(Page and application data records)

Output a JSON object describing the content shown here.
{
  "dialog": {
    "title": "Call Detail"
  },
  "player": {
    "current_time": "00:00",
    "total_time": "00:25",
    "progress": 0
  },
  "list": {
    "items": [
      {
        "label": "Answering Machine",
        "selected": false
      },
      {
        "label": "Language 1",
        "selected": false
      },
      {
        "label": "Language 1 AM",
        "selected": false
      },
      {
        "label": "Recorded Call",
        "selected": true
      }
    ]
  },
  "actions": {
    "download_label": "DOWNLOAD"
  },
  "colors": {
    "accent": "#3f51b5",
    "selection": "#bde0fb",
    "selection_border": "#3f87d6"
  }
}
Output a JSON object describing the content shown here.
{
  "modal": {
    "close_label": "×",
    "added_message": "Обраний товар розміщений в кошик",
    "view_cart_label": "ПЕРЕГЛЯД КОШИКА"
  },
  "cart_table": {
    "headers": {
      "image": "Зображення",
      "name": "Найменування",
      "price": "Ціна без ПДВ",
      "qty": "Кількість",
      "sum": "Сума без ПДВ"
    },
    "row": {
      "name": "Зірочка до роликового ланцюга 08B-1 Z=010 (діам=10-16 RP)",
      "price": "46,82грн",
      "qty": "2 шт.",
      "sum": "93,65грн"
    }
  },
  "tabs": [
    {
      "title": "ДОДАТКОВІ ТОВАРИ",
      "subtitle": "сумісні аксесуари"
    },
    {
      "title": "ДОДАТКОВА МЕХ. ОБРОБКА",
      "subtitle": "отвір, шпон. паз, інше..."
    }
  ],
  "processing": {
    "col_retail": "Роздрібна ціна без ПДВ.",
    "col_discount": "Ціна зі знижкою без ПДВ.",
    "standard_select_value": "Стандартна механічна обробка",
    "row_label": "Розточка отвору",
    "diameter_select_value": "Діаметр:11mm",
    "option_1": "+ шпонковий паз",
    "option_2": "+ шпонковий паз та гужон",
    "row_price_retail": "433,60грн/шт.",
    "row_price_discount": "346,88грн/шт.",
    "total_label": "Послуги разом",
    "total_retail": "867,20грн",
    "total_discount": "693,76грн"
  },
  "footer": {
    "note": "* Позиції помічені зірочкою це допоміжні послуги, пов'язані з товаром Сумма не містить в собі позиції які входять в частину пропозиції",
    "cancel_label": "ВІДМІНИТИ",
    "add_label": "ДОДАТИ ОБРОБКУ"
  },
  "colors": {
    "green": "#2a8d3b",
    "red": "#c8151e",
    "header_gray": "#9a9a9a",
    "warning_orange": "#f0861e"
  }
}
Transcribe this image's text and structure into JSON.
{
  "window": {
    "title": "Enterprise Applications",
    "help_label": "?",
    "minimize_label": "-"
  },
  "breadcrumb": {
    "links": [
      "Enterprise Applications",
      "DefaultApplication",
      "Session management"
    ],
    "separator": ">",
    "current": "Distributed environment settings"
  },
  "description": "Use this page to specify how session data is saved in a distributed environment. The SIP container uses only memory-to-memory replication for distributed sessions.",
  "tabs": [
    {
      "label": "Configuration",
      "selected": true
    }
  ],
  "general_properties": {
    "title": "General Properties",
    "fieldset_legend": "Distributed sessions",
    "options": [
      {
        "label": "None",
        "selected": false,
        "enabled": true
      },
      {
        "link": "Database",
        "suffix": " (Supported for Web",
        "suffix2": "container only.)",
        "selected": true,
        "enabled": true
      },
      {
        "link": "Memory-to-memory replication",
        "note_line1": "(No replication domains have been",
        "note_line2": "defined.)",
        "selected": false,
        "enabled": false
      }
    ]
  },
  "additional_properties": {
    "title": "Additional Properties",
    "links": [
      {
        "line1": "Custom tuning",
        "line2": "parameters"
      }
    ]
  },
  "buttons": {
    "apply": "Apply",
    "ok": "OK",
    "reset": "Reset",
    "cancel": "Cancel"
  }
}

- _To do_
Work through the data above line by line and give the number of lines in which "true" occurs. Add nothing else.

- _Exercise output_
5